● Your assignment
Send each entry back exactly as given, pictures excluded.

● Dataset excerpts

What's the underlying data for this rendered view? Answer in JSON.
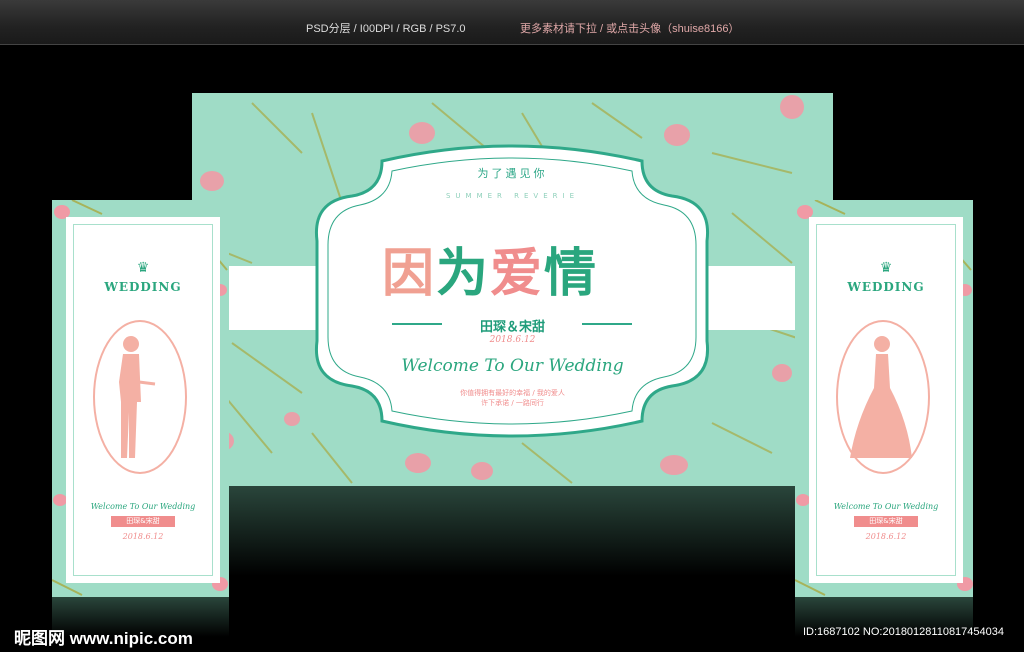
{
  "topbar": {
    "specs": "PSD分层 /  I00DPI / RGB / PS7.0",
    "note": "更多素材请下拉 / 或点击头像（shuise8166）"
  },
  "main": {
    "subtitle": "为了遇见你",
    "english_sub": "SUMMER REVERIE",
    "title_chars": [
      "因",
      "为",
      "爱",
      "情"
    ],
    "names": "田琛＆宋甜",
    "date": "2018.6.12",
    "welcome": "Welcome To Our Wedding",
    "verse_line1": "你值得拥有最好的幸福 / 我的爱人",
    "verse_line2": "许下承诺 / 一路同行"
  },
  "side_left": {
    "badge": "WEDDING",
    "welcome": "Welcome To Our Wedding",
    "names": "田琛&宋甜",
    "date": "2018.6.12",
    "figure": "groom-silhouette"
  },
  "side_right": {
    "badge": "WEDDING",
    "welcome": "Welcome To Our Wedding",
    "names": "田琛&宋甜",
    "date": "2018.6.12",
    "figure": "bride-silhouette"
  },
  "watermark": {
    "brand": "昵图网 www.nipic.com",
    "id_text": "ID:1687102 NO:20180128110817454034"
  },
  "colors": {
    "mint": "#9fdcc6",
    "green": "#2aa67e",
    "pink": "#f08d8d",
    "peach": "#f0a092"
  }
}
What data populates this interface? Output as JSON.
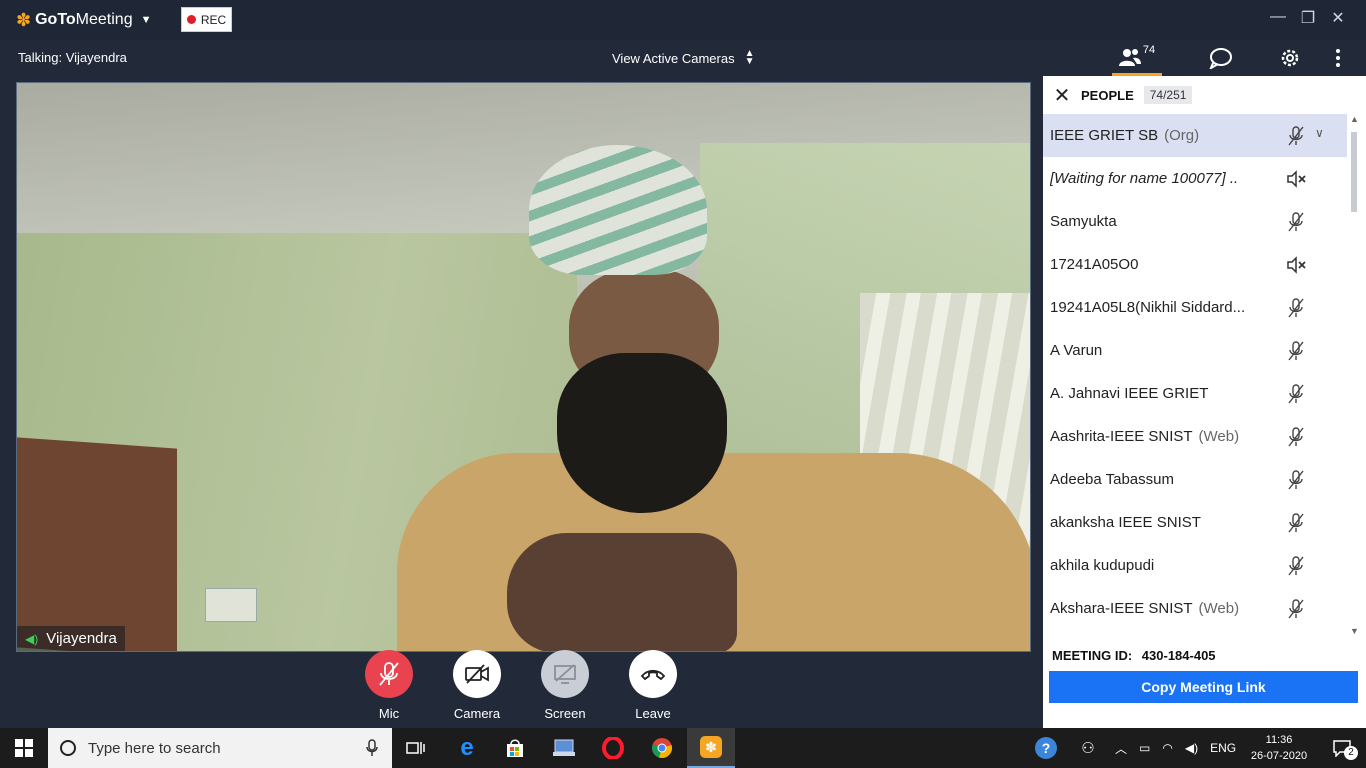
{
  "app": {
    "brand_prefix": "GoTo",
    "brand_suffix": "Meeting",
    "rec_label": "REC"
  },
  "subbar": {
    "talking": "Talking: Vijayendra",
    "view_cameras": "View Active Cameras",
    "people_count": "74"
  },
  "video": {
    "speaker_name": "Vijayendra"
  },
  "controls": {
    "mic": "Mic",
    "camera": "Camera",
    "screen": "Screen",
    "leave": "Leave"
  },
  "people_panel": {
    "title": "PEOPLE",
    "count": "74/251",
    "participants": [
      {
        "name": "IEEE GRIET SB",
        "tag": "(Org)",
        "mic": "muted",
        "selected": true
      },
      {
        "name": "[Waiting for name 100077]  ..",
        "tag": "",
        "mic": "speaker-off",
        "italic": true
      },
      {
        "name": " Samyukta",
        "tag": "",
        "mic": "muted"
      },
      {
        "name": "17241A05O0",
        "tag": "",
        "mic": "speaker-off"
      },
      {
        "name": "19241A05L8(Nikhil Siddard...",
        "tag": "",
        "mic": "muted"
      },
      {
        "name": "A Varun",
        "tag": "",
        "mic": "muted"
      },
      {
        "name": "A. Jahnavi IEEE GRIET",
        "tag": "",
        "mic": "muted"
      },
      {
        "name": "Aashrita-IEEE SNIST",
        "tag": "(Web)",
        "mic": "muted"
      },
      {
        "name": "Adeeba Tabassum",
        "tag": "",
        "mic": "muted"
      },
      {
        "name": "akanksha IEEE SNIST",
        "tag": "",
        "mic": "muted"
      },
      {
        "name": "akhila kudupudi",
        "tag": "",
        "mic": "muted"
      },
      {
        "name": "Akshara-IEEE SNIST",
        "tag": "(Web)",
        "mic": "muted"
      }
    ],
    "meeting_id_label": "MEETING ID:",
    "meeting_id": "430-184-405",
    "copy_link": "Copy Meeting Link"
  },
  "taskbar": {
    "search_placeholder": "Type here to search",
    "language": "ENG",
    "time": "11:36",
    "date": "26-07-2020",
    "notifications": "2"
  },
  "colors": {
    "accent_orange": "#f5a623",
    "mic_red": "#e8434f",
    "copy_blue": "#1a73f5",
    "selected_row": "#dadff2"
  }
}
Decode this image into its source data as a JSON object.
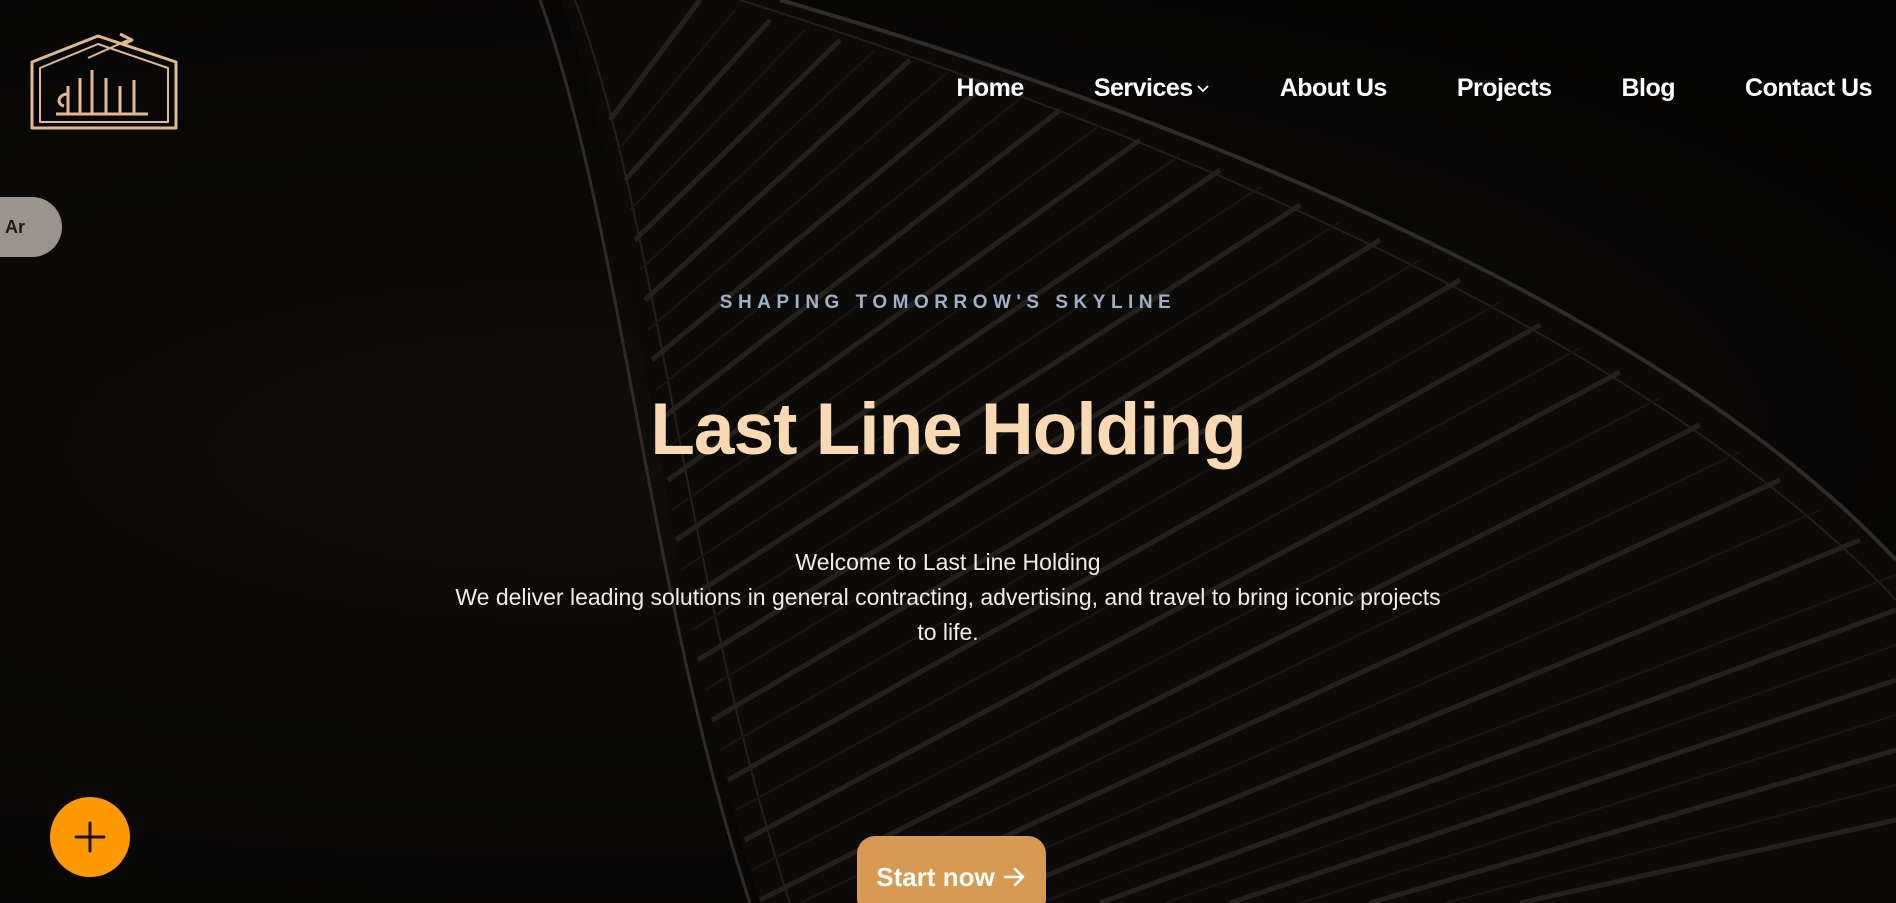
{
  "nav": {
    "items": [
      {
        "label": "Home"
      },
      {
        "label": "Services",
        "has_dropdown": true
      },
      {
        "label": "About Us"
      },
      {
        "label": "Projects"
      },
      {
        "label": "Blog"
      },
      {
        "label": "Contact Us"
      }
    ]
  },
  "language_toggle": {
    "label": "Ar"
  },
  "hero": {
    "tagline": "SHAPING TOMORROW'S SKYLINE",
    "title": "Last Line Holding",
    "description_line1": "Welcome to Last Line Holding",
    "description_line2": "We deliver leading solutions in general contracting, advertising, and travel to bring iconic projects to life.",
    "cta_label": "Start now"
  },
  "icons": {
    "logo": "building-house-logo",
    "services_chevron": "chevron-down-icon",
    "cta_arrow": "arrow-right-icon",
    "fab": "plus-icon"
  },
  "colors": {
    "background": "#0b0a09",
    "title": "#fbd9b3",
    "tagline": "#9fb0c8",
    "cta": "#d89a52",
    "fab": "#ff9900",
    "logo": "#e2b98c",
    "language_pill": "#9a948c"
  }
}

● Output of the exercise
What's the underlying data for this rendered view? Answer in JSON.
{
  "topbar": {
    "specs": "PSD分层 /  I00DPI / RGB / PS7.0",
    "note": "更多素材请下拉 / 或点击头像（shuise8166）"
  },
  "main": {
    "subtitle": "为了遇见你",
    "english_sub": "SUMMER REVERIE",
    "title_chars": [
      "因",
      "为",
      "爱",
      "情"
    ],
    "names": "田琛＆宋甜",
    "date": "2018.6.12",
    "welcome": "Welcome To Our Wedding",
    "verse_line1": "你值得拥有最好的幸福 / 我的爱人",
    "verse_line2": "许下承诺 / 一路同行"
  },
  "side_left": {
    "badge": "WEDDING",
    "welcome": "Welcome To Our Wedding",
    "names": "田琛&宋甜",
    "date": "2018.6.12",
    "figure": "groom-silhouette"
  },
  "side_right": {
    "badge": "WEDDING",
    "welcome": "Welcome To Our Wedding",
    "names": "田琛&宋甜",
    "date": "2018.6.12",
    "figure": "bride-silhouette"
  },
  "watermark": {
    "brand": "昵图网 www.nipic.com",
    "id_text": "ID:1687102 NO:20180128110817454034"
  },
  "colors": {
    "mint": "#9fdcc6",
    "green": "#2aa67e",
    "pink": "#f08d8d",
    "peach": "#f0a092"
  }
}
What data populates this interface? Output as JSON.
{
  "app": {
    "brand_prefix": "GoTo",
    "brand_suffix": "Meeting",
    "rec_label": "REC"
  },
  "subbar": {
    "talking": "Talking: Vijayendra",
    "view_cameras": "View Active Cameras",
    "people_count": "74"
  },
  "video": {
    "speaker_name": "Vijayendra"
  },
  "controls": {
    "mic": "Mic",
    "camera": "Camera",
    "screen": "Screen",
    "leave": "Leave"
  },
  "people_panel": {
    "title": "PEOPLE",
    "count": "74/251",
    "participants": [
      {
        "name": "IEEE GRIET SB",
        "tag": "(Org)",
        "mic": "muted",
        "selected": true
      },
      {
        "name": "[Waiting for name 100077]  ..",
        "tag": "",
        "mic": "speaker-off",
        "italic": true
      },
      {
        "name": " Samyukta",
        "tag": "",
        "mic": "muted"
      },
      {
        "name": "17241A05O0",
        "tag": "",
        "mic": "speaker-off"
      },
      {
        "name": "19241A05L8(Nikhil Siddard...",
        "tag": "",
        "mic": "muted"
      },
      {
        "name": "A Varun",
        "tag": "",
        "mic": "muted"
      },
      {
        "name": "A. Jahnavi IEEE GRIET",
        "tag": "",
        "mic": "muted"
      },
      {
        "name": "Aashrita-IEEE SNIST",
        "tag": "(Web)",
        "mic": "muted"
      },
      {
        "name": "Adeeba Tabassum",
        "tag": "",
        "mic": "muted"
      },
      {
        "name": "akanksha IEEE SNIST",
        "tag": "",
        "mic": "muted"
      },
      {
        "name": "akhila kudupudi",
        "tag": "",
        "mic": "muted"
      },
      {
        "name": "Akshara-IEEE SNIST",
        "tag": "(Web)",
        "mic": "muted"
      }
    ],
    "meeting_id_label": "MEETING ID:",
    "meeting_id": "430-184-405",
    "copy_link": "Copy Meeting Link"
  },
  "taskbar": {
    "search_placeholder": "Type here to search",
    "language": "ENG",
    "time": "11:36",
    "date": "26-07-2020",
    "notifications": "2"
  },
  "colors": {
    "accent_orange": "#f5a623",
    "mic_red": "#e8434f",
    "copy_blue": "#1a73f5",
    "selected_row": "#dadff2"
  }
}
Decode this image into its source data as a JSON object.
{
  "nav": {
    "items": [
      {
        "label": "Home"
      },
      {
        "label": "Services",
        "has_dropdown": true
      },
      {
        "label": "About Us"
      },
      {
        "label": "Projects"
      },
      {
        "label": "Blog"
      },
      {
        "label": "Contact Us"
      }
    ]
  },
  "language_toggle": {
    "label": "Ar"
  },
  "hero": {
    "tagline": "SHAPING TOMORROW'S SKYLINE",
    "title": "Last Line Holding",
    "description_line1": "Welcome to Last Line Holding",
    "description_line2": "We deliver leading solutions in general contracting, advertising, and travel to bring iconic projects to life.",
    "cta_label": "Start now"
  },
  "icons": {
    "logo": "building-house-logo",
    "services_chevron": "chevron-down-icon",
    "cta_arrow": "arrow-right-icon",
    "fab": "plus-icon"
  },
  "colors": {
    "background": "#0b0a09",
    "title": "#fbd9b3",
    "tagline": "#9fb0c8",
    "cta": "#d89a52",
    "fab": "#ff9900",
    "logo": "#e2b98c",
    "language_pill": "#9a948c"
  }
}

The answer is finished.